PaaWee Rivera ’13 to serve as White House director of tribal affairs
On Feb. 12, the Biden administration announced PaaWee Rivera ’13 as its pick for senior adviser to the White House Office of Intergovernmental Affairs and director of tribal affairs.
Rivera, of the Pueblo of Pojoaque, is the second Native American Dartmouth alumnus to serve as the primary liaison between the White House and the nation’s 574 federally recognized tribes, according to Native American studies professor Bruce Duthu. Jodi Archambault Gillette ’91 of the Standing Rock Sioux served in the role under the Obama administration.
In a Feb. 13 tweet, Rivera expressed his excitement, saying he will support President Joe Biden's “commit[ment] to strengthening tribal sovereignty and advancing the Nation-to-Nation relationship.”
Rivera graduated from Dartmouth with a major in government and a minor in Native American studies. He then worked as a government relations adviser for the law firm Kilpatrick Townsend & Stockton LLP before serving in various positions in the Democratic National Committee, including as Native American and rural engagement director. Rivera also worked on the presidential campaign of Sen. Elizabeth Warren, D-Mass., and later on Biden’s campaign as its Western coalitions director.
Duthu, who had Rivera as a student, said Rivera “stood out” as an undergraduate for his interest in politics and tribal issues. Rivera grew up in a political background, with his father, George Rivera, serving as governor of the Pueblo of Pojoaque from 2004 to 2015.
“Politics ran deep in his family, and he seemed really excited and genuinely engaged with political issues relating to tribes and their relationship with states and the federal government,” Duthu said. “This role gives him an amazing perch from which to live out that interest.”
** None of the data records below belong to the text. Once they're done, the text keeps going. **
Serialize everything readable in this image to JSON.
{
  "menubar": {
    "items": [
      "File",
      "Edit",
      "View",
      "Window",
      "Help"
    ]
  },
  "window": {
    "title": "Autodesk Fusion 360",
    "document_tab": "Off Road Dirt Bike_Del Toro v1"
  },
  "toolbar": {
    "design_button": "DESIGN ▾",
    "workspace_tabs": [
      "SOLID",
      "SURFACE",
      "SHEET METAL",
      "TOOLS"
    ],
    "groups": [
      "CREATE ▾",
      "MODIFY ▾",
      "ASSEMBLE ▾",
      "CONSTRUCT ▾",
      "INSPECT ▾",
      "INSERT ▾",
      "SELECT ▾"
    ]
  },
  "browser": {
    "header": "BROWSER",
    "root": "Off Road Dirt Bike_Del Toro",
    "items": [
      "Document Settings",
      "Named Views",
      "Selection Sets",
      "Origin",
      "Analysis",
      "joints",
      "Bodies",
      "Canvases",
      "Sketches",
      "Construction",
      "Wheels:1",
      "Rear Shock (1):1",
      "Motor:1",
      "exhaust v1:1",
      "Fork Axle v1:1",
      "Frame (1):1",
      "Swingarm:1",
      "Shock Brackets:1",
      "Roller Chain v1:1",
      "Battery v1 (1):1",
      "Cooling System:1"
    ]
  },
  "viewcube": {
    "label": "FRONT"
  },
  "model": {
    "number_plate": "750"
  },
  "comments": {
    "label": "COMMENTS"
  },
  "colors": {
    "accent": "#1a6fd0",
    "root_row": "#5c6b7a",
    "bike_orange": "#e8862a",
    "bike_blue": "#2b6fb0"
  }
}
Duthu also said Rivera’s marked passion and thorough comprehension of tribal issues and local governance would serve him well in his new position, where he will work in partnership with tribes throughout the nation. He noted that assuming a senior White House role such as director of tribal affairs is rare for someone as young as Rivera, who is 29.
“It is an amazing testament to [him] that people with whom he has worked would tap him for this kind of assignment,” Duthu said.
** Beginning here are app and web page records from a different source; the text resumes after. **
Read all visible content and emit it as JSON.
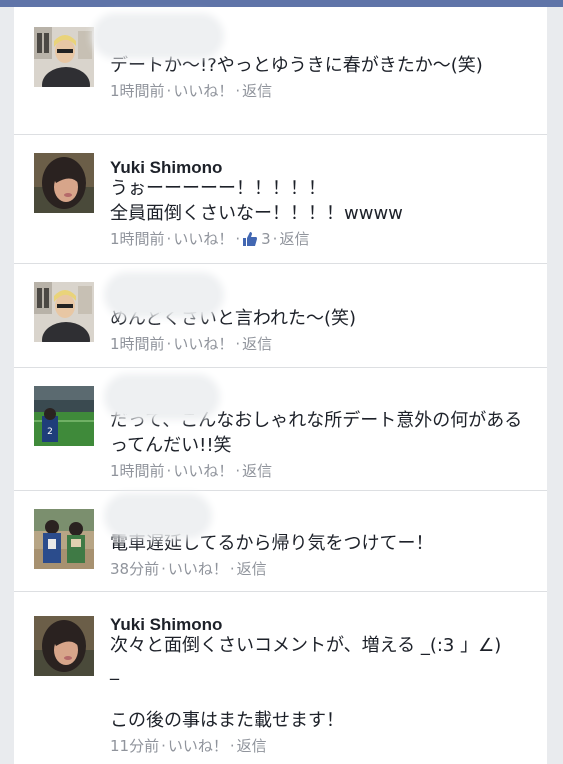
{
  "comments": [
    {
      "name": "",
      "name_blurred": true,
      "text": "デートか〜!?やっとゆうきに春がきたか〜(笑)",
      "time": "1時間前",
      "like": "いいね！",
      "reply": "返信",
      "like_count": "",
      "avatar": "avatar-man-blond"
    },
    {
      "name": "Yuki Shimono",
      "name_blurred": false,
      "text": "うぉーーーーー！！！！！\n全員面倒くさいなー！！！！wwww",
      "time": "1時間前",
      "like": "いいね！",
      "reply": "返信",
      "like_count": "3",
      "avatar": "avatar-woman-dark-hair"
    },
    {
      "name": "",
      "name_blurred": true,
      "text": "めんどくさいと言われた〜(笑)",
      "time": "1時間前",
      "like": "いいね！",
      "reply": "返信",
      "like_count": "",
      "avatar": "avatar-man-blond"
    },
    {
      "name": "",
      "name_blurred": true,
      "text": "だって、こんなおしゃれな所デート意外の何があるってんだい!!笑",
      "time": "1時間前",
      "like": "いいね！",
      "reply": "返信",
      "like_count": "",
      "avatar": "avatar-stadium"
    },
    {
      "name": "",
      "name_blurred": true,
      "text": "電車遅延してるから帰り気をつけてー！",
      "time": "38分前",
      "like": "いいね！",
      "reply": "返信",
      "like_count": "",
      "avatar": "avatar-two-people"
    },
    {
      "name": "Yuki Shimono",
      "name_blurred": false,
      "text": "次々と面倒くさいコメントが、増える _(:3 」∠)_\n\nこの後の事はまた載せます！",
      "time": "11分前",
      "like": "いいね！",
      "reply": "返信",
      "like_count": "",
      "avatar": "avatar-woman-dark-hair"
    }
  ],
  "colors": {
    "meta": "#90949c",
    "text": "#1d2129",
    "like_thumb": "#4267b2",
    "divider": "#dddfe2"
  }
}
Government professor John Carey, who also taught Rivera, said he is excited for Rivera to bring a uniquely “young perspective and a lot of energy to the role.”
Carey, like Duthu, recalled Rivera was a “very good” student in his class GOVT 4, “Politics of the World,” where they studied how countries with multiple sovereignties operate — a challenge Carey said Rivera will directly address in his White House job.
Duthu noted that Rivera and the Biden administration face historic challenges in addressing the issues confronting Indigenous communities. The pandemic has disproportionately impacted Native Americans, with American Indians and Alaska Natives among the demographics at highest risk of contracting COVID-19, according to the Centers for Disease Control and Prevention. North and South Dakota, home of the Lakota Nation, lead the nation in per capita COVID-19 rates. Many tribes have also grappled with the loss of elders, and thus, their tribal languages.
Rivera’s role will most likely focus upon tribal outreach, vaccine administration and addressing other inequities exposed by the COVID-19 pandemic, according to Duthu. For example, Rivera will likely work on improving telecommunications infrastructure and technology, as tribal nations are among the “least connected” societies to high-speed internet in the United States, Duthu said.
Rivera’s hiring also comes after the nomination of Deb Haaland, D-N.M., as secretary of the interior. Haaland, a member of the Laguna Pueblo, would be the first Native American to serve in a cabinet position. The Biden administration will also include Robert Anderson of the Bois Forte Band of the Minnesota Chippewa Tribe, who will serve as the U.S. Department of the Interior’s principal deputy solicitor.
Despite these recent nominations, Native Americans remain largely underrepresented in the federal government — four Native Americans served in the previous Congress, then a record, and six serve in the current Congress.
Hilary Tompkins ’90, former solicitor for the U.S. Department of the Interior and a member of the Navajo Nation, added that during the Obama administration, there were strong ties between the federal government and federally recognized tribes, a relationship she expects to be revitalized under the Biden administration.
She said that she anticipates the Biden administration will also focus on issues such as racial justice, tribal economic development opportunities and the expansion of renewable projects in Indian Country.
“Clearly, the tribal voice will be an important voice at the table,” Tompkins said.
She added that she looks forward to Rivera’s accomplishments under his new position.
“It gives me great Dartmouth pride and Native pride to see [Rivera] get appointed to this role,” Tompkins said. “I think it is important that we continue to see Native Americans put in these important posts of leadership in the government. I think it sends an important message to society that Native Americans are ready and willing and able to serve in leadership roles within the highest levels of government and across society.”
Rivera could not be reached for comment by press time.